# [Input records]

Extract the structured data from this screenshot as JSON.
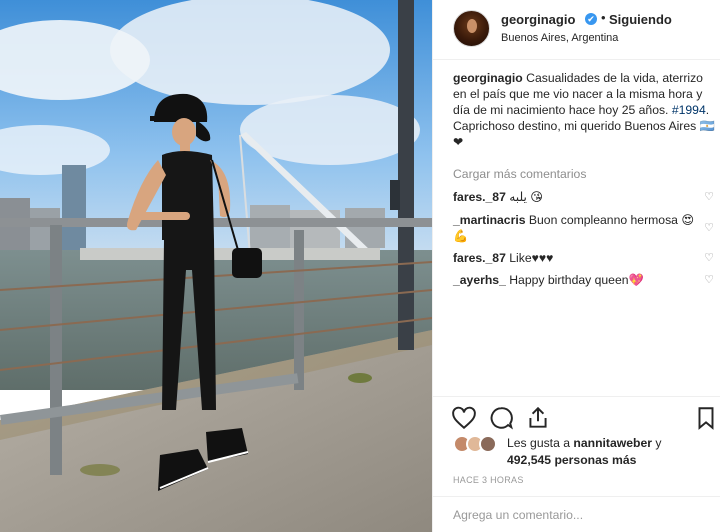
{
  "post": {
    "username": "georginagio",
    "verified_glyph": "✔",
    "separator": "•",
    "follow_label": "Siguiendo",
    "location": "Buenos Aires, Argentina"
  },
  "caption": {
    "username": "georginagio",
    "text_1": "Casualidades de la vida, aterrizo en el país que me vio nacer a la misma hora y día de mi nacimiento hace hoy 25 años.",
    "hashtag": "#1994",
    "text_2": ". Caprichoso destino, mi querido Buenos Aires 🇦🇷 ❤"
  },
  "load_more": "Cargar más comentarios",
  "comments": [
    {
      "user": "fares._87",
      "text": "يلبه 😘"
    },
    {
      "user": "_martinacris",
      "text": "Buon compleanno hermosa 😍💪"
    },
    {
      "user": "fares._87",
      "text": "Like♥♥♥"
    },
    {
      "user": "_ayerhs_",
      "text": "Happy birthday queen💖"
    }
  ],
  "likes": {
    "line_1_prefix": "Les gusta a ",
    "line_1_user": "nannitaweber",
    "line_1_suffix": " y",
    "count": "492,545",
    "line_2_suffix": " personas más"
  },
  "timestamp": "HACE 3 HORAS",
  "add_comment_placeholder": "Agrega un comentario...",
  "icons": {
    "like": "heart-icon",
    "comment": "comment-icon",
    "share": "share-icon",
    "save": "bookmark-icon"
  },
  "colors": {
    "link": "#003569",
    "verified": "#3897f0",
    "muted": "#8e8e8e",
    "text": "#262626"
  }
}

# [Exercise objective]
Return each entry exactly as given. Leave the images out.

# [Finished task]
Extract the structured data from this screenshot as JSON.
{
  "post": {
    "username": "georginagio",
    "verified_glyph": "✔",
    "separator": "•",
    "follow_label": "Siguiendo",
    "location": "Buenos Aires, Argentina"
  },
  "caption": {
    "username": "georginagio",
    "text_1": "Casualidades de la vida, aterrizo en el país que me vio nacer a la misma hora y día de mi nacimiento hace hoy 25 años.",
    "hashtag": "#1994",
    "text_2": ". Caprichoso destino, mi querido Buenos Aires 🇦🇷 ❤"
  },
  "load_more": "Cargar más comentarios",
  "comments": [
    {
      "user": "fares._87",
      "text": "يلبه 😘"
    },
    {
      "user": "_martinacris",
      "text": "Buon compleanno hermosa 😍💪"
    },
    {
      "user": "fares._87",
      "text": "Like♥♥♥"
    },
    {
      "user": "_ayerhs_",
      "text": "Happy birthday queen💖"
    }
  ],
  "likes": {
    "line_1_prefix": "Les gusta a ",
    "line_1_user": "nannitaweber",
    "line_1_suffix": " y",
    "count": "492,545",
    "line_2_suffix": " personas más"
  },
  "timestamp": "HACE 3 HORAS",
  "add_comment_placeholder": "Agrega un comentario...",
  "icons": {
    "like": "heart-icon",
    "comment": "comment-icon",
    "share": "share-icon",
    "save": "bookmark-icon"
  },
  "colors": {
    "link": "#003569",
    "verified": "#3897f0",
    "muted": "#8e8e8e",
    "text": "#262626"
  }
}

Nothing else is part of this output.